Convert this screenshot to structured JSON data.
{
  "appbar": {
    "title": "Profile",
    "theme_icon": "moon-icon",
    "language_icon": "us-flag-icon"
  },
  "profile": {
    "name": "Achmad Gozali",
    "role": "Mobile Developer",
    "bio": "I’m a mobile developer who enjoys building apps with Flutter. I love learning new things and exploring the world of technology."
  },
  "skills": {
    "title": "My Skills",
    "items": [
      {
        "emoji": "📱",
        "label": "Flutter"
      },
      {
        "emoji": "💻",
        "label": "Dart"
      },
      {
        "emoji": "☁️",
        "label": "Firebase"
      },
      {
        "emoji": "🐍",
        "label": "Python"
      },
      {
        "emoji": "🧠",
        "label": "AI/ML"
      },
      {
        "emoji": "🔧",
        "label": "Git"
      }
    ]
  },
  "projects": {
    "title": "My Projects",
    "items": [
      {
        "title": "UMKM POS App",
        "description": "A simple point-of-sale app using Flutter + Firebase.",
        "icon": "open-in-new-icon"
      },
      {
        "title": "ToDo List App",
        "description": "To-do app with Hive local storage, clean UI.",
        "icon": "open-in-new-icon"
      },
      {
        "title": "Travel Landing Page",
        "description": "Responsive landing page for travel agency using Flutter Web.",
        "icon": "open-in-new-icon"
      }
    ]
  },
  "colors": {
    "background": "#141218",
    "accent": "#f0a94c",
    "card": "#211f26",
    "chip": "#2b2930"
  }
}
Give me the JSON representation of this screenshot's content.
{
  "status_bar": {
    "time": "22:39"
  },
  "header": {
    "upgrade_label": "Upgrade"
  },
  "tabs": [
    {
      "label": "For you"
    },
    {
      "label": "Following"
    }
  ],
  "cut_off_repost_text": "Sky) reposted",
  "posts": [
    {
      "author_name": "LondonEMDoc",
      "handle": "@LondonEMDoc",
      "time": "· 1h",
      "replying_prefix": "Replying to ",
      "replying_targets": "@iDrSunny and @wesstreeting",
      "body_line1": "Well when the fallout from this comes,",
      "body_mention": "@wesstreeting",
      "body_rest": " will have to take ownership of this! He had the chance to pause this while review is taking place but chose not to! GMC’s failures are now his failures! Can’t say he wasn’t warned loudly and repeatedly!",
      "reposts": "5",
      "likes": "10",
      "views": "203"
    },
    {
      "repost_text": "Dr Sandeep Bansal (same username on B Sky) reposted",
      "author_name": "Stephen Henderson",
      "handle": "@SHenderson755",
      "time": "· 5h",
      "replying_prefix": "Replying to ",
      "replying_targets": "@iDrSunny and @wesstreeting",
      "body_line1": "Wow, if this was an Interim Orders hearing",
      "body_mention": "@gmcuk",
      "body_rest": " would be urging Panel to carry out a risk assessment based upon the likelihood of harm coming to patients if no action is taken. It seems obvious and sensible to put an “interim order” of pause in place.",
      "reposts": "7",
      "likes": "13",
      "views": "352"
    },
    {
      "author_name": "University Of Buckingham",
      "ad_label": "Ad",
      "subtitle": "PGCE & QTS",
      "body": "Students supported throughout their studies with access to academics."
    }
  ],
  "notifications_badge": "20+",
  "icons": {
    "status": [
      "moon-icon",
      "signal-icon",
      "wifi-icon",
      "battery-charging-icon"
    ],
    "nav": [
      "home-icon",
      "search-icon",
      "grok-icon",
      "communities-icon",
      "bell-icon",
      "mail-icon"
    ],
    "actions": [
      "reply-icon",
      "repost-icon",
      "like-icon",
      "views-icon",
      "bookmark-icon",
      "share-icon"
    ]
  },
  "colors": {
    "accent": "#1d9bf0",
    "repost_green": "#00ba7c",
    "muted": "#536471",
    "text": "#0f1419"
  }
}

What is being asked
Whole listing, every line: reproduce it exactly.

Result
Convert this screenshot to structured JSON data.
{
  "appbar": {
    "title": "Profile",
    "theme_icon": "moon-icon",
    "language_icon": "us-flag-icon"
  },
  "profile": {
    "name": "Achmad Gozali",
    "role": "Mobile Developer",
    "bio": "I’m a mobile developer who enjoys building apps with Flutter. I love learning new things and exploring the world of technology."
  },
  "skills": {
    "title": "My Skills",
    "items": [
      {
        "emoji": "📱",
        "label": "Flutter"
      },
      {
        "emoji": "💻",
        "label": "Dart"
      },
      {
        "emoji": "☁️",
        "label": "Firebase"
      },
      {
        "emoji": "🐍",
        "label": "Python"
      },
      {
        "emoji": "🧠",
        "label": "AI/ML"
      },
      {
        "emoji": "🔧",
        "label": "Git"
      }
    ]
  },
  "projects": {
    "title": "My Projects",
    "items": [
      {
        "title": "UMKM POS App",
        "description": "A simple point-of-sale app using Flutter + Firebase.",
        "icon": "open-in-new-icon"
      },
      {
        "title": "ToDo List App",
        "description": "To-do app with Hive local storage, clean UI.",
        "icon": "open-in-new-icon"
      },
      {
        "title": "Travel Landing Page",
        "description": "Responsive landing page for travel agency using Flutter Web.",
        "icon": "open-in-new-icon"
      }
    ]
  },
  "colors": {
    "background": "#141218",
    "accent": "#f0a94c",
    "card": "#211f26",
    "chip": "#2b2930"
  }
}
Give me the JSON representation of this screenshot's content.
{
  "status_bar": {
    "time": "22:39"
  },
  "header": {
    "upgrade_label": "Upgrade"
  },
  "tabs": [
    {
      "label": "For you"
    },
    {
      "label": "Following"
    }
  ],
  "cut_off_repost_text": "Sky) reposted",
  "posts": [
    {
      "author_name": "LondonEMDoc",
      "handle": "@LondonEMDoc",
      "time": "· 1h",
      "replying_prefix": "Replying to ",
      "replying_targets": "@iDrSunny and @wesstreeting",
      "body_line1": "Well when the fallout from this comes,",
      "body_mention": "@wesstreeting",
      "body_rest": " will have to take ownership of this! He had the chance to pause this while review is taking place but chose not to! GMC’s failures are now his failures! Can’t say he wasn’t warned loudly and repeatedly!",
      "reposts": "5",
      "likes": "10",
      "views": "203"
    },
    {
      "repost_text": "Dr Sandeep Bansal (same username on B Sky) reposted",
      "author_name": "Stephen Henderson",
      "handle": "@SHenderson755",
      "time": "· 5h",
      "replying_prefix": "Replying to ",
      "replying_targets": "@iDrSunny and @wesstreeting",
      "body_line1": "Wow, if this was an Interim Orders hearing",
      "body_mention": "@gmcuk",
      "body_rest": " would be urging Panel to carry out a risk assessment based upon the likelihood of harm coming to patients if no action is taken. It seems obvious and sensible to put an “interim order” of pause in place.",
      "reposts": "7",
      "likes": "13",
      "views": "352"
    },
    {
      "author_name": "University Of Buckingham",
      "ad_label": "Ad",
      "subtitle": "PGCE & QTS",
      "body": "Students supported throughout their studies with access to academics."
    }
  ],
  "notifications_badge": "20+",
  "icons": {
    "status": [
      "moon-icon",
      "signal-icon",
      "wifi-icon",
      "battery-charging-icon"
    ],
    "nav": [
      "home-icon",
      "search-icon",
      "grok-icon",
      "communities-icon",
      "bell-icon",
      "mail-icon"
    ],
    "actions": [
      "reply-icon",
      "repost-icon",
      "like-icon",
      "views-icon",
      "bookmark-icon",
      "share-icon"
    ]
  },
  "colors": {
    "accent": "#1d9bf0",
    "repost_green": "#00ba7c",
    "muted": "#536471",
    "text": "#0f1419"
  }
}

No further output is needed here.